### [WHAT TO PRODUCE]
An unchanged copy of every record below, without pictures, is the goal.

### [DATASET EXCERPTS]
········

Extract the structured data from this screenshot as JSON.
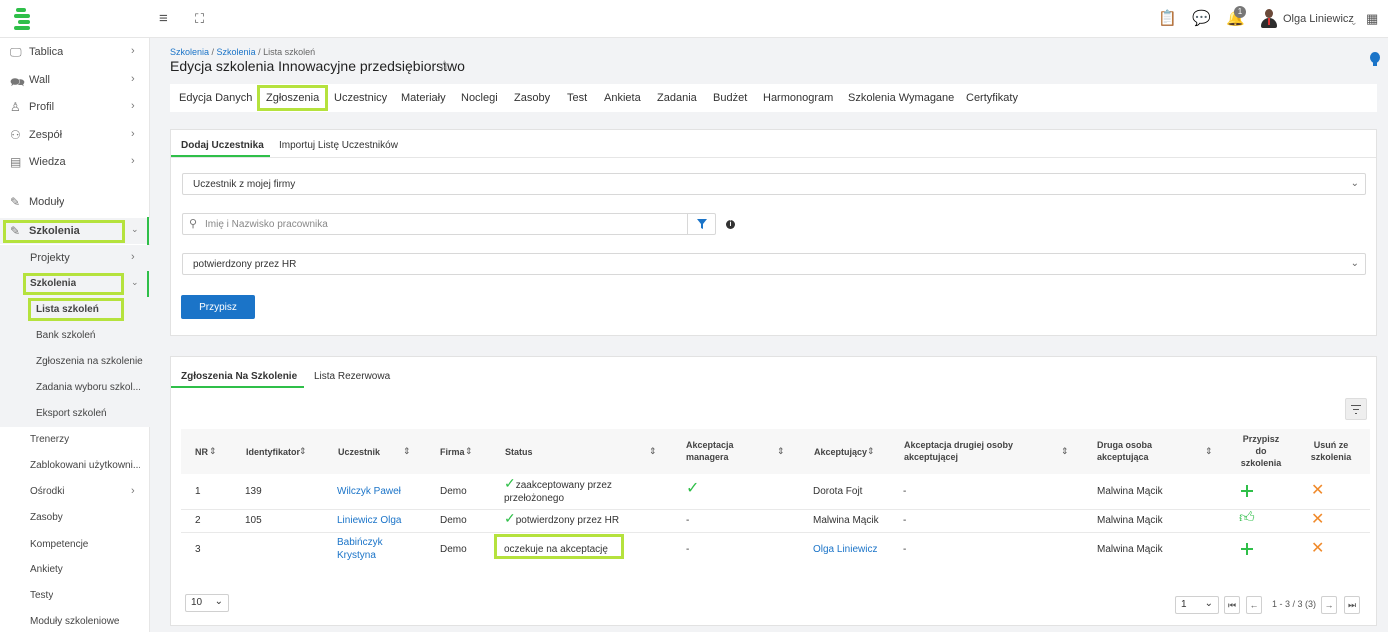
{
  "topbar": {
    "user_name": "Olga Liniewicz",
    "notification_count": "1"
  },
  "sidebar": {
    "items": [
      {
        "label": "Tablica"
      },
      {
        "label": "Wall"
      },
      {
        "label": "Profil"
      },
      {
        "label": "Zespół"
      },
      {
        "label": "Wiedza"
      },
      {
        "label": "Moduły"
      },
      {
        "label": "Szkolenia"
      },
      {
        "label": "Projekty"
      },
      {
        "label": "Szkolenia"
      },
      {
        "label": "Lista szkoleń"
      },
      {
        "label": "Bank szkoleń"
      },
      {
        "label": "Zgłoszenia na szkolenie"
      },
      {
        "label": "Zadania wyboru szkol..."
      },
      {
        "label": "Eksport szkoleń"
      },
      {
        "label": "Trenerzy"
      },
      {
        "label": "Zablokowani użytkowni..."
      },
      {
        "label": "Ośrodki"
      },
      {
        "label": "Zasoby"
      },
      {
        "label": "Kompetencje"
      },
      {
        "label": "Ankiety"
      },
      {
        "label": "Testy"
      },
      {
        "label": "Moduły szkoleniowe"
      }
    ]
  },
  "breadcrumb": {
    "part1": "Szkolenia",
    "sep1": " / ",
    "part2": "Szkolenia",
    "sep2": " / ",
    "part3": "Lista szkoleń"
  },
  "page_title": "Edycja szkolenia Innowacyjne przedsiębiorstwo",
  "tabs": [
    "Edycja Danych",
    "Zgłoszenia",
    "Uczestnicy",
    "Materiały",
    "Noclegi",
    "Zasoby",
    "Test",
    "Ankieta",
    "Zadania",
    "Budżet",
    "Harmonogram",
    "Szkolenia Wymagane",
    "Certyfikaty"
  ],
  "add_panel": {
    "subtabs": [
      "Dodaj Uczestnika",
      "Importuj Listę Uczestników"
    ],
    "source_select": "Uczestnik z mojej firmy",
    "search_placeholder": "Imię i Nazwisko pracownika",
    "status_select": "potwierdzony przez HR",
    "assign_button": "Przypisz"
  },
  "list_panel": {
    "subtabs": [
      "Zgłoszenia Na Szkolenie",
      "Lista Rezerwowa"
    ],
    "columns": {
      "nr": "NR",
      "id": "Identyfikator",
      "participant": "Uczestnik",
      "company": "Firma",
      "status": "Status",
      "mgr_accept_1": "Akceptacja",
      "mgr_accept_2": "managera",
      "acceptor": "Akceptujący",
      "second_accept_1": "Akceptacja drugiej osoby",
      "second_accept_2": "akceptującej",
      "second_person_1": "Druga osoba",
      "second_person_2": "akceptująca",
      "assign_1": "Przypisz",
      "assign_2": "do",
      "assign_3": "szkolenia",
      "remove_1": "Usuń ze",
      "remove_2": "szkolenia"
    },
    "rows": [
      {
        "nr": "1",
        "id": "139",
        "participant": "Wilczyk Paweł",
        "company": "Demo",
        "status_1": "zaakceptowany przez",
        "status_2": "przełożonego",
        "mgr": "",
        "acceptor": "Dorota Fojt",
        "second_accept": "-",
        "second_person": "Malwina Mącik"
      },
      {
        "nr": "2",
        "id": "105",
        "participant": "Liniewicz Olga",
        "company": "Demo",
        "status_1": "potwierdzony przez HR",
        "status_2": "",
        "mgr": "-",
        "acceptor": "Malwina Mącik",
        "second_accept": "-",
        "second_person": "Malwina Mącik"
      },
      {
        "nr": "3",
        "id": "",
        "participant_1": "Babińczyk",
        "participant_2": "Krystyna",
        "company": "Demo",
        "status_1": "oczekuje na akceptację",
        "status_2": "",
        "mgr": "-",
        "acceptor": "Olga Liniewicz",
        "second_accept": "-",
        "second_person": "Malwina Mącik"
      }
    ],
    "page_size": "10",
    "page_number": "1",
    "range": "1 - 3 / 3 (3)"
  },
  "colors": {
    "accent_green": "#2fbf49",
    "highlight": "#b5e23d",
    "primary_blue": "#1b74c8",
    "remove_orange": "#f08a2b"
  }
}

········

### [TASK OUTPUT]
Extract the structured data from this screenshot as JSON.
{
  "topbar": {
    "user_name": "Olga Liniewicz",
    "notification_count": "1"
  },
  "sidebar": {
    "items": [
      {
        "label": "Tablica"
      },
      {
        "label": "Wall"
      },
      {
        "label": "Profil"
      },
      {
        "label": "Zespół"
      },
      {
        "label": "Wiedza"
      },
      {
        "label": "Moduły"
      },
      {
        "label": "Szkolenia"
      },
      {
        "label": "Projekty"
      },
      {
        "label": "Szkolenia"
      },
      {
        "label": "Lista szkoleń"
      },
      {
        "label": "Bank szkoleń"
      },
      {
        "label": "Zgłoszenia na szkolenie"
      },
      {
        "label": "Zadania wyboru szkol..."
      },
      {
        "label": "Eksport szkoleń"
      },
      {
        "label": "Trenerzy"
      },
      {
        "label": "Zablokowani użytkowni..."
      },
      {
        "label": "Ośrodki"
      },
      {
        "label": "Zasoby"
      },
      {
        "label": "Kompetencje"
      },
      {
        "label": "Ankiety"
      },
      {
        "label": "Testy"
      },
      {
        "label": "Moduły szkoleniowe"
      }
    ]
  },
  "breadcrumb": {
    "part1": "Szkolenia",
    "sep1": " / ",
    "part2": "Szkolenia",
    "sep2": " / ",
    "part3": "Lista szkoleń"
  },
  "page_title": "Edycja szkolenia Innowacyjne przedsiębiorstwo",
  "tabs": [
    "Edycja Danych",
    "Zgłoszenia",
    "Uczestnicy",
    "Materiały",
    "Noclegi",
    "Zasoby",
    "Test",
    "Ankieta",
    "Zadania",
    "Budżet",
    "Harmonogram",
    "Szkolenia Wymagane",
    "Certyfikaty"
  ],
  "add_panel": {
    "subtabs": [
      "Dodaj Uczestnika",
      "Importuj Listę Uczestników"
    ],
    "source_select": "Uczestnik z mojej firmy",
    "search_placeholder": "Imię i Nazwisko pracownika",
    "status_select": "potwierdzony przez HR",
    "assign_button": "Przypisz"
  },
  "list_panel": {
    "subtabs": [
      "Zgłoszenia Na Szkolenie",
      "Lista Rezerwowa"
    ],
    "columns": {
      "nr": "NR",
      "id": "Identyfikator",
      "participant": "Uczestnik",
      "company": "Firma",
      "status": "Status",
      "mgr_accept_1": "Akceptacja",
      "mgr_accept_2": "managera",
      "acceptor": "Akceptujący",
      "second_accept_1": "Akceptacja drugiej osoby",
      "second_accept_2": "akceptującej",
      "second_person_1": "Druga osoba",
      "second_person_2": "akceptująca",
      "assign_1": "Przypisz",
      "assign_2": "do",
      "assign_3": "szkolenia",
      "remove_1": "Usuń ze",
      "remove_2": "szkolenia"
    },
    "rows": [
      {
        "nr": "1",
        "id": "139",
        "participant": "Wilczyk Paweł",
        "company": "Demo",
        "status_1": "zaakceptowany przez",
        "status_2": "przełożonego",
        "mgr": "",
        "acceptor": "Dorota Fojt",
        "second_accept": "-",
        "second_person": "Malwina Mącik"
      },
      {
        "nr": "2",
        "id": "105",
        "participant": "Liniewicz Olga",
        "company": "Demo",
        "status_1": "potwierdzony przez HR",
        "status_2": "",
        "mgr": "-",
        "acceptor": "Malwina Mącik",
        "second_accept": "-",
        "second_person": "Malwina Mącik"
      },
      {
        "nr": "3",
        "id": "",
        "participant_1": "Babińczyk",
        "participant_2": "Krystyna",
        "company": "Demo",
        "status_1": "oczekuje na akceptację",
        "status_2": "",
        "mgr": "-",
        "acceptor": "Olga Liniewicz",
        "second_accept": "-",
        "second_person": "Malwina Mącik"
      }
    ],
    "page_size": "10",
    "page_number": "1",
    "range": "1 - 3 / 3 (3)"
  },
  "colors": {
    "accent_green": "#2fbf49",
    "highlight": "#b5e23d",
    "primary_blue": "#1b74c8",
    "remove_orange": "#f08a2b"
  }
}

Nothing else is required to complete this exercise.